The Madagascar Institute is an art combine in Brooklyn that specializes in large-scale sculptures and rides, live performances, and guerilla art events.
We have an open membership workshop, with monthly and yearly subscriptions. For those of you who want to learn to be ArtStars, or just smell like one, and can not or will not just plunge in and show up and suffer abuse and work, we have classes. To find out about classes, check the current schedule.
Fresh from the blog:
- November Classes - Welding and Silkscreen6 hr MIG/TIG welding combo w/ Jim, Saturday 11/9/13 11am-6pm In this all day mig/tig combo class, artstar Jim Tensen will walk you through everything you need to successfully learn to weld. First, you'll some basic theory, then you'll learn how the MIG machine works, general safety, why you won't get electrocuted, and all those questions that have been floating through your brains while laying in bed at 3am. Then you'll move on to actual welding: Running a bead and tacks, butt joints and fillet welds. Finally, Jim will show you how to visually inspect and test your welds. You'll also learn how to cut and grind your steel. The you'll do it all again with the TIG welder. This is our newest most popular class. No previous welding experience neccessary. You'll have a break half way between, but there's alot to learn, so plan on being pretty busy all day. There are a few nasty delis near the shop to buy water and sandwiches near the shop but not a whole lot of options, so bring what you think you'll need for a day of welding. Lunch, water, snacks, bugspray--yes, the ravenous gowanus mosquitos are notorious..... Wear long pants, closed toe shoes, and prepare to get dirty. Dress for the weather. Bring long sleeves or sunscreen. Ask Jim why! $110 with $15 materials fee. 6 hr MIG/TIG welding combo w/ Jim, Saturday 11/16/13 11am-6pm - same as above, different weekend! Silkscreen with Ben Mortimer, Saturday 11/23/13 12pm-5pm Learn to silkscreen with an actual art school grad!!! In this 5 hour hands-on comprehensive, visiting artstar and good Mada friend Ben Mortimer will show you how to burn your own silkscreen with equipment you can put together at home. We will supply the screens, Ben will pre-emulsion your screens for you, then demonstrate how to do it, then show you how to burn your screen with our light boxes. Then you all will burn your own artwork to your screen. After your screens are cleaned off and dry, you'll have the chance to print onto fabric, paper, t-shirts or whatever you want, then go home with your own screen. No experience necessary. Bring artwork printed onto a clear transparency. If you don't have an artistic bone in your body, find an image online. If that's not your thing either, you can just use something we have. If none of this makes sense to you, shoot me an email and I'll help you out. You need to make sure the image is dark enough to keep light from penetrating. Or print doubles, or you can darken it up with a black sharpie. We have fabric and paper you can use for practice, but if you want something specific, bring your own. Keep in mind there's a high F-up to good ratio in the beginning so don't bring your best old favorite irreplaceable t-shirt. $80 Space is limited.

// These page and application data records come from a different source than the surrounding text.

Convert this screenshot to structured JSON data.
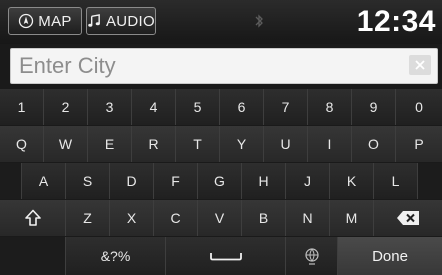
{
  "status_bar": {
    "map_label": "MAP",
    "audio_label": "AUDIO",
    "clock": "12:34"
  },
  "search": {
    "placeholder": "Enter City",
    "value": ""
  },
  "keyboard": {
    "row1": [
      "1",
      "2",
      "3",
      "4",
      "5",
      "6",
      "7",
      "8",
      "9",
      "0"
    ],
    "row2": [
      "Q",
      "W",
      "E",
      "R",
      "T",
      "Y",
      "U",
      "I",
      "O",
      "P"
    ],
    "row3": [
      "A",
      "S",
      "D",
      "F",
      "G",
      "H",
      "J",
      "K",
      "L"
    ],
    "row4": [
      "Z",
      "X",
      "C",
      "V",
      "B",
      "N",
      "M"
    ],
    "symbols_label": "&?%",
    "done_label": "Done"
  },
  "icons": {
    "map": "compass-icon",
    "audio": "music-note-icon",
    "bluetooth": "bluetooth-icon",
    "clear": "clear-x-icon",
    "shift": "shift-arrow-icon",
    "backspace": "backspace-icon",
    "space": "space-bar-icon",
    "voice": "voice-globe-icon"
  }
}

- Hackett's Bike Generator Hackett shows you how to build a bike charger for a deep cycle battery so you can power your life during the next natural disaster. Mike Davis' 555 chip charging circuit
- The Transmission Problem - Pedicab Projector Tripod Hackett describes the projector tripod he's building for the pedicab version of The Illuminator, and discusses what he refers to as the "transmission problem" when building things from obtanium.
- Remove Galvanization with Muriatic Acid - Hackett Demonstrates Hackett demonstrates an acid bath method to remove toxic galvanization from steel in order to prepare it for welding. Galvanized electrical conduit is a readily-obtainable building material, but welding it releases gaseous heavy metals. Removing galv from the areas you wish to weld is easy with a little muriatic acid, water, and baking soda.
- Hackett's DIY Welding Rod article in MAKE Magazine Hackett wrote a how-to for making your own welding rod from coathangers, newspaper, and common household chemicals for MAKE volume 33. The full tutorial is available online, and you can download the article PDF!